> _Data under study_:
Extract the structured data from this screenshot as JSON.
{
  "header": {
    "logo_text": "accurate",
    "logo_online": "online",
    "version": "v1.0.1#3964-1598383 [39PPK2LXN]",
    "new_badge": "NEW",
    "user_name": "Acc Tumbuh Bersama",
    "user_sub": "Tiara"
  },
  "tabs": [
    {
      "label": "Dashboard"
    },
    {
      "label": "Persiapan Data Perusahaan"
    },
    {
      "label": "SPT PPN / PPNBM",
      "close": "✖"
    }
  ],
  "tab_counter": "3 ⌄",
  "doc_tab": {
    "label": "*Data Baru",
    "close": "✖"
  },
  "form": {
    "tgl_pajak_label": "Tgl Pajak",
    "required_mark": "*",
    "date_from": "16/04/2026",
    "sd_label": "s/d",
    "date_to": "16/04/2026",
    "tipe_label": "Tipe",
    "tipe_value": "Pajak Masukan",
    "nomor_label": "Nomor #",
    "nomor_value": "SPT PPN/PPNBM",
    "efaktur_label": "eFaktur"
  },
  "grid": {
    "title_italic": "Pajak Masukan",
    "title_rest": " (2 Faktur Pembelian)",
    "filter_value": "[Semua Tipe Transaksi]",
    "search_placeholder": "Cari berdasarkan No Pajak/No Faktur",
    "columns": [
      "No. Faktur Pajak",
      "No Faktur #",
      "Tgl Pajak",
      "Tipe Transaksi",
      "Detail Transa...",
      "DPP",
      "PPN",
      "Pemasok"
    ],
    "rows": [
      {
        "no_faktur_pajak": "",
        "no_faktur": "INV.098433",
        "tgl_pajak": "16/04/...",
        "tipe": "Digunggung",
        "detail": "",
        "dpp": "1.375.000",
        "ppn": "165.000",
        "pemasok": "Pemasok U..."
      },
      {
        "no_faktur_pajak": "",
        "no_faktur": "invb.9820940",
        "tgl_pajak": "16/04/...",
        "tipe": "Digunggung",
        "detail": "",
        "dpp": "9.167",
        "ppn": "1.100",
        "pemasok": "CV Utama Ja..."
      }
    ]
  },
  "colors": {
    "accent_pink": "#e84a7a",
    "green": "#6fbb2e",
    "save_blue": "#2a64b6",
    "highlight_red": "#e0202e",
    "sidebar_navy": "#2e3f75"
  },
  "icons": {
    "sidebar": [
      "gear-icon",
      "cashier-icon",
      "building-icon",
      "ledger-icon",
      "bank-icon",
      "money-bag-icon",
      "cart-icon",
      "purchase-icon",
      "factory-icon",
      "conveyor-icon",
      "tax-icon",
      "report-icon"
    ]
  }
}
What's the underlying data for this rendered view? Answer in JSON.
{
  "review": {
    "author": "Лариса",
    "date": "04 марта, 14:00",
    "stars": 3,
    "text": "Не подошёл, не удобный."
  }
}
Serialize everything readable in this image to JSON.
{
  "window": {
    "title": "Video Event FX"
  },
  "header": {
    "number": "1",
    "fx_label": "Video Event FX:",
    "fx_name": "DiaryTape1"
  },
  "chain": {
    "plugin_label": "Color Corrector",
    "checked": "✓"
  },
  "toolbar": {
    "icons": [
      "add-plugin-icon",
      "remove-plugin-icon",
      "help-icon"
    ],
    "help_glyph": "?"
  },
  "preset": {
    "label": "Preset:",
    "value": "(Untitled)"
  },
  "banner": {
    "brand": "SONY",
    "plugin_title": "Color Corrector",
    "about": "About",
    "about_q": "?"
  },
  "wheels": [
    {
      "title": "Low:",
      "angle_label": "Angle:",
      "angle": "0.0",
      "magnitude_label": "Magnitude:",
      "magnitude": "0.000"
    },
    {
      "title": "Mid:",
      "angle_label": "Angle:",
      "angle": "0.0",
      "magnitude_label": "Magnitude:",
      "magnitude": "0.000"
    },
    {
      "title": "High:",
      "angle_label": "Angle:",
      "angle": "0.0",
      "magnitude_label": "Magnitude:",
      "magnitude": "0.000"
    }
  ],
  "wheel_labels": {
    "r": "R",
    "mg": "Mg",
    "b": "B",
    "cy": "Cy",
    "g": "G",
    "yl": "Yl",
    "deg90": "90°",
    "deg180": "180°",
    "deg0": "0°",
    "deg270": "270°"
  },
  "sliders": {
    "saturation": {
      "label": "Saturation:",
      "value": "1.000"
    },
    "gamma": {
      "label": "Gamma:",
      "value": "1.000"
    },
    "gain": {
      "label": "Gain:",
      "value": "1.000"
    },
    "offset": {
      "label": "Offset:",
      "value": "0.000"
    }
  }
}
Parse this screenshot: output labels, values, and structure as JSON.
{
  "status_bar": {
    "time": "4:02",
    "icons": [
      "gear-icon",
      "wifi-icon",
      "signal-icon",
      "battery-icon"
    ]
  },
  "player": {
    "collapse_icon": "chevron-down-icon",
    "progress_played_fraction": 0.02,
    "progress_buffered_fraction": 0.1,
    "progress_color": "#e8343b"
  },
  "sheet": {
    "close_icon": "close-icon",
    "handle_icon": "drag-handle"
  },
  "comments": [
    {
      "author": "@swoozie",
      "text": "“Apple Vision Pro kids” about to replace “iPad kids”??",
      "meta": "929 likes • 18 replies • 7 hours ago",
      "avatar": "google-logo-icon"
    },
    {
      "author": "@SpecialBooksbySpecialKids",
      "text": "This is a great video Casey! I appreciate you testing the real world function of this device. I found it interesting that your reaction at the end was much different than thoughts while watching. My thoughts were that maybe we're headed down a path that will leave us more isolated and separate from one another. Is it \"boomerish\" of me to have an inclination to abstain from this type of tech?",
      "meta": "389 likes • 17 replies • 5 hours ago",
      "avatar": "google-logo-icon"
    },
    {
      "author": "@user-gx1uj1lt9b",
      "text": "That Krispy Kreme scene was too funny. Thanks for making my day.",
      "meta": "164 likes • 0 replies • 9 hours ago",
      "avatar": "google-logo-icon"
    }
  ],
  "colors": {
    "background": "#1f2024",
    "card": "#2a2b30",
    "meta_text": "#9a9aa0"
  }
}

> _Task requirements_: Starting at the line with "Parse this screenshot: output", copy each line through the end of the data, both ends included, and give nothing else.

> _Result_:
Parse this screenshot: output labels, values, and structure as JSON.
{
  "status_bar": {
    "time": "4:02",
    "icons": [
      "gear-icon",
      "wifi-icon",
      "signal-icon",
      "battery-icon"
    ]
  },
  "player": {
    "collapse_icon": "chevron-down-icon",
    "progress_played_fraction": 0.02,
    "progress_buffered_fraction": 0.1,
    "progress_color": "#e8343b"
  },
  "sheet": {
    "close_icon": "close-icon",
    "handle_icon": "drag-handle"
  },
  "comments": [
    {
      "author": "@swoozie",
      "text": "“Apple Vision Pro kids” about to replace “iPad kids”??",
      "meta": "929 likes • 18 replies • 7 hours ago",
      "avatar": "google-logo-icon"
    },
    {
      "author": "@SpecialBooksbySpecialKids",
      "text": "This is a great video Casey! I appreciate you testing the real world function of this device. I found it interesting that your reaction at the end was much different than thoughts while watching. My thoughts were that maybe we're headed down a path that will leave us more isolated and separate from one another. Is it \"boomerish\" of me to have an inclination to abstain from this type of tech?",
      "meta": "389 likes • 17 replies • 5 hours ago",
      "avatar": "google-logo-icon"
    },
    {
      "author": "@user-gx1uj1lt9b",
      "text": "That Krispy Kreme scene was too funny. Thanks for making my day.",
      "meta": "164 likes • 0 replies • 9 hours ago",
      "avatar": "google-logo-icon"
    }
  ],
  "colors": {
    "background": "#1f2024",
    "card": "#2a2b30",
    "meta_text": "#9a9aa0"
  }
}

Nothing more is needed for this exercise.